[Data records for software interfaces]
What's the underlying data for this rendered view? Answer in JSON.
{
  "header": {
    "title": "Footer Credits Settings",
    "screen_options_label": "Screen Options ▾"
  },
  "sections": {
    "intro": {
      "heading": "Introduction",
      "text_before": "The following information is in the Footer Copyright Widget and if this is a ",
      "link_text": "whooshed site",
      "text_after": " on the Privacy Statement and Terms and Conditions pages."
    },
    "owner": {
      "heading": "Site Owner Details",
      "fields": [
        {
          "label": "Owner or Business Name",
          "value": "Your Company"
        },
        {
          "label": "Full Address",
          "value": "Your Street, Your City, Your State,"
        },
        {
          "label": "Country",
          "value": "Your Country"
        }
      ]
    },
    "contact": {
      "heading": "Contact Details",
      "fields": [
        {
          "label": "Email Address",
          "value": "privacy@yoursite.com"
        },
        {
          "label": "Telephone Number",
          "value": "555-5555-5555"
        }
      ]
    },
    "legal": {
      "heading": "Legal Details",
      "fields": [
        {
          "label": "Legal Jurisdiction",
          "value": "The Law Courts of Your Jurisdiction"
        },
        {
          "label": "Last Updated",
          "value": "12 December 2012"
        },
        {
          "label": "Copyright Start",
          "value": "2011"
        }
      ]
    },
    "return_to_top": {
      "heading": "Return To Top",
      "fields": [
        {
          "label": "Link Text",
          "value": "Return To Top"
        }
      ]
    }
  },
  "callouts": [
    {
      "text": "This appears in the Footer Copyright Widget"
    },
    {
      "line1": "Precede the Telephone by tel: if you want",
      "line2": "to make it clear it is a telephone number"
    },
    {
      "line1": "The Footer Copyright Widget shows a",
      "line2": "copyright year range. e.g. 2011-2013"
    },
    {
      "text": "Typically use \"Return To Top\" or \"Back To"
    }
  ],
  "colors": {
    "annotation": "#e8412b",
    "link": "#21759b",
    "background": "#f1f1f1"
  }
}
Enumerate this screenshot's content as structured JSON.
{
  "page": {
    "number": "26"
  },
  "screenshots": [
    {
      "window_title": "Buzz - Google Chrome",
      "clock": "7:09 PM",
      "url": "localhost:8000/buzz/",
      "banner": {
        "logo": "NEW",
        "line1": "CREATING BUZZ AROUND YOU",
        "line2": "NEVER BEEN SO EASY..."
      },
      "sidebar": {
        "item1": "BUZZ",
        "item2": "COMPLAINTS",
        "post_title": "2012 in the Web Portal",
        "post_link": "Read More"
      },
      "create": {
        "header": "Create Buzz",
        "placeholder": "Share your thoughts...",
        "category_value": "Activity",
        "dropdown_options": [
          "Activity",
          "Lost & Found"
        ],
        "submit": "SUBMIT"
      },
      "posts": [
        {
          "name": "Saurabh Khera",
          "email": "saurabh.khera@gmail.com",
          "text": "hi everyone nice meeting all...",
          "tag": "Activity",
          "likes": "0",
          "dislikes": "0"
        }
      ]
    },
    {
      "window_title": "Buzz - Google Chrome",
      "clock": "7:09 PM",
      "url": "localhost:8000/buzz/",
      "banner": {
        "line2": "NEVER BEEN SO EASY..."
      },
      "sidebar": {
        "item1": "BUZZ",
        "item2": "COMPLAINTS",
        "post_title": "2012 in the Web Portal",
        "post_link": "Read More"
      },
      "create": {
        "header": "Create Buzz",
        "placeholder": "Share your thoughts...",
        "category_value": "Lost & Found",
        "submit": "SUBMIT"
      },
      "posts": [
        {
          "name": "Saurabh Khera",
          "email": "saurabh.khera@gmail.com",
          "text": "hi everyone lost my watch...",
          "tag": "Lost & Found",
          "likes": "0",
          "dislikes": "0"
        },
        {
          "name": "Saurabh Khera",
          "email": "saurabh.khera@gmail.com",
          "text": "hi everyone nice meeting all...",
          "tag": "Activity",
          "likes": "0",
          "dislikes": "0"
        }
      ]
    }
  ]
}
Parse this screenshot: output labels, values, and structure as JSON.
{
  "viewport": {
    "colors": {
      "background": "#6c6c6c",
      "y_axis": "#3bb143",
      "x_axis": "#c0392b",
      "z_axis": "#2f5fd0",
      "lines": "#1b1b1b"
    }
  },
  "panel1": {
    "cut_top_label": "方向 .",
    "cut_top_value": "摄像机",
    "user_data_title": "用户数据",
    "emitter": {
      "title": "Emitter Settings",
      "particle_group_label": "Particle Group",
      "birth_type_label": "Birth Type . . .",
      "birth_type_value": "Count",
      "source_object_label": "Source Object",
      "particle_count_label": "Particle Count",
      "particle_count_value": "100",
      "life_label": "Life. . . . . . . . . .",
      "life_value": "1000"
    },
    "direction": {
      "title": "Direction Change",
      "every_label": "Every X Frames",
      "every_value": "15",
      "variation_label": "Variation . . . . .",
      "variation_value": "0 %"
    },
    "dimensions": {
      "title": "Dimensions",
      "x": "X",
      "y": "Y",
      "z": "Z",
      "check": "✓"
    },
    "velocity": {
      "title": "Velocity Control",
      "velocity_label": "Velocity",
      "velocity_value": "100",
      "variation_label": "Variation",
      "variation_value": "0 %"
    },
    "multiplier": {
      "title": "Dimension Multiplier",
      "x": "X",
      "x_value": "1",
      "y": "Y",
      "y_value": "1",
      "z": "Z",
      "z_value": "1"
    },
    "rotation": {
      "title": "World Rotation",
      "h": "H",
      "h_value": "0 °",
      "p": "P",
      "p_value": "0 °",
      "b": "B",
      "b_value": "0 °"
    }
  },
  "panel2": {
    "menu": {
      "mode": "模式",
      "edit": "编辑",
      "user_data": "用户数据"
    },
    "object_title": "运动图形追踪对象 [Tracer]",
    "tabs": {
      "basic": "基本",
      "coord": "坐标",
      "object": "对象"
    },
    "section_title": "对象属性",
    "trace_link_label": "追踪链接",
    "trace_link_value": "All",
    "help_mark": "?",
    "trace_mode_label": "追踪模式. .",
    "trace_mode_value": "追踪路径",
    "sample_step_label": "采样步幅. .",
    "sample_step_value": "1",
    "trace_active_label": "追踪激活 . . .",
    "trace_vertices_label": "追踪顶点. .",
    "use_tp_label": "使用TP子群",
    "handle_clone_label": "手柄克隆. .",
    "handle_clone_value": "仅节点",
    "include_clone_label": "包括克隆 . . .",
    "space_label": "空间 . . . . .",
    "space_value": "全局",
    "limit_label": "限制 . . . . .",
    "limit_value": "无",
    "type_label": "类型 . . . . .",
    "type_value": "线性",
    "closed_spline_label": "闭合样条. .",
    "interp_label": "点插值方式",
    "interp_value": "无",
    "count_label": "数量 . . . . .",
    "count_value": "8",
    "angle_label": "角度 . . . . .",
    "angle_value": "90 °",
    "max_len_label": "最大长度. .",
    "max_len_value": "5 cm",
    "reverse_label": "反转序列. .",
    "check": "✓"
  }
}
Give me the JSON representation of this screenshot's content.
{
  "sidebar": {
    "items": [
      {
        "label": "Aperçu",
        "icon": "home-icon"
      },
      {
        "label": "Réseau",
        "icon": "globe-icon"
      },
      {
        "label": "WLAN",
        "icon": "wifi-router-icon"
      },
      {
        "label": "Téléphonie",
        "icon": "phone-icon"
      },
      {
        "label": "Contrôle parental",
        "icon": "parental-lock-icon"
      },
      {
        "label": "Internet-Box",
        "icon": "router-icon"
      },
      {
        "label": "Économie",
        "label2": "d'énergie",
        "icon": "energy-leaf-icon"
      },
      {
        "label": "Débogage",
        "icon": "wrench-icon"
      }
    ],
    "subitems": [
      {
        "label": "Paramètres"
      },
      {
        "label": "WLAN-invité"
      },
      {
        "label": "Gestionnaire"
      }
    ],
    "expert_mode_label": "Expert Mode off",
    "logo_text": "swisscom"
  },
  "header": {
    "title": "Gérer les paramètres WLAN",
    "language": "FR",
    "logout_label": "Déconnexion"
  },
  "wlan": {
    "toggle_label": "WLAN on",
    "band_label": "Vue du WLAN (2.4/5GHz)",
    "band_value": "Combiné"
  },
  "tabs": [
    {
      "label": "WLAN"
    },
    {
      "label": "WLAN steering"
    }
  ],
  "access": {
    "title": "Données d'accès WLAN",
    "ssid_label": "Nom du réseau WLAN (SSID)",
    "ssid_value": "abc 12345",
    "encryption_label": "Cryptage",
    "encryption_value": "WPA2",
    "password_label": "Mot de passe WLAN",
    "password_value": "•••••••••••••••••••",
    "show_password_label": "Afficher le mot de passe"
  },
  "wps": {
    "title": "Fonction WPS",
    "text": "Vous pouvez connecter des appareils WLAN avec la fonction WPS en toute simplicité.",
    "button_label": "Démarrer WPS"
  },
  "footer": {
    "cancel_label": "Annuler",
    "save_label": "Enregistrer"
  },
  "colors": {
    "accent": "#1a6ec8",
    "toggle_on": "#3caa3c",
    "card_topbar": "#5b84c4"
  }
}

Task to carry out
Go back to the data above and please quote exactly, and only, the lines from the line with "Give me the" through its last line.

Result
Give me the JSON representation of this screenshot's content.
{
  "sidebar": {
    "items": [
      {
        "label": "Aperçu",
        "icon": "home-icon"
      },
      {
        "label": "Réseau",
        "icon": "globe-icon"
      },
      {
        "label": "WLAN",
        "icon": "wifi-router-icon"
      },
      {
        "label": "Téléphonie",
        "icon": "phone-icon"
      },
      {
        "label": "Contrôle parental",
        "icon": "parental-lock-icon"
      },
      {
        "label": "Internet-Box",
        "icon": "router-icon"
      },
      {
        "label": "Économie",
        "label2": "d'énergie",
        "icon": "energy-leaf-icon"
      },
      {
        "label": "Débogage",
        "icon": "wrench-icon"
      }
    ],
    "subitems": [
      {
        "label": "Paramètres"
      },
      {
        "label": "WLAN-invité"
      },
      {
        "label": "Gestionnaire"
      }
    ],
    "expert_mode_label": "Expert Mode off",
    "logo_text": "swisscom"
  },
  "header": {
    "title": "Gérer les paramètres WLAN",
    "language": "FR",
    "logout_label": "Déconnexion"
  },
  "wlan": {
    "toggle_label": "WLAN on",
    "band_label": "Vue du WLAN (2.4/5GHz)",
    "band_value": "Combiné"
  },
  "tabs": [
    {
      "label": "WLAN"
    },
    {
      "label": "WLAN steering"
    }
  ],
  "access": {
    "title": "Données d'accès WLAN",
    "ssid_label": "Nom du réseau WLAN (SSID)",
    "ssid_value": "abc 12345",
    "encryption_label": "Cryptage",
    "encryption_value": "WPA2",
    "password_label": "Mot de passe WLAN",
    "password_value": "•••••••••••••••••••",
    "show_password_label": "Afficher le mot de passe"
  },
  "wps": {
    "title": "Fonction WPS",
    "text": "Vous pouvez connecter des appareils WLAN avec la fonction WPS en toute simplicité.",
    "button_label": "Démarrer WPS"
  },
  "footer": {
    "cancel_label": "Annuler",
    "save_label": "Enregistrer"
  },
  "colors": {
    "accent": "#1a6ec8",
    "toggle_on": "#3caa3c",
    "card_topbar": "#5b84c4"
  }
}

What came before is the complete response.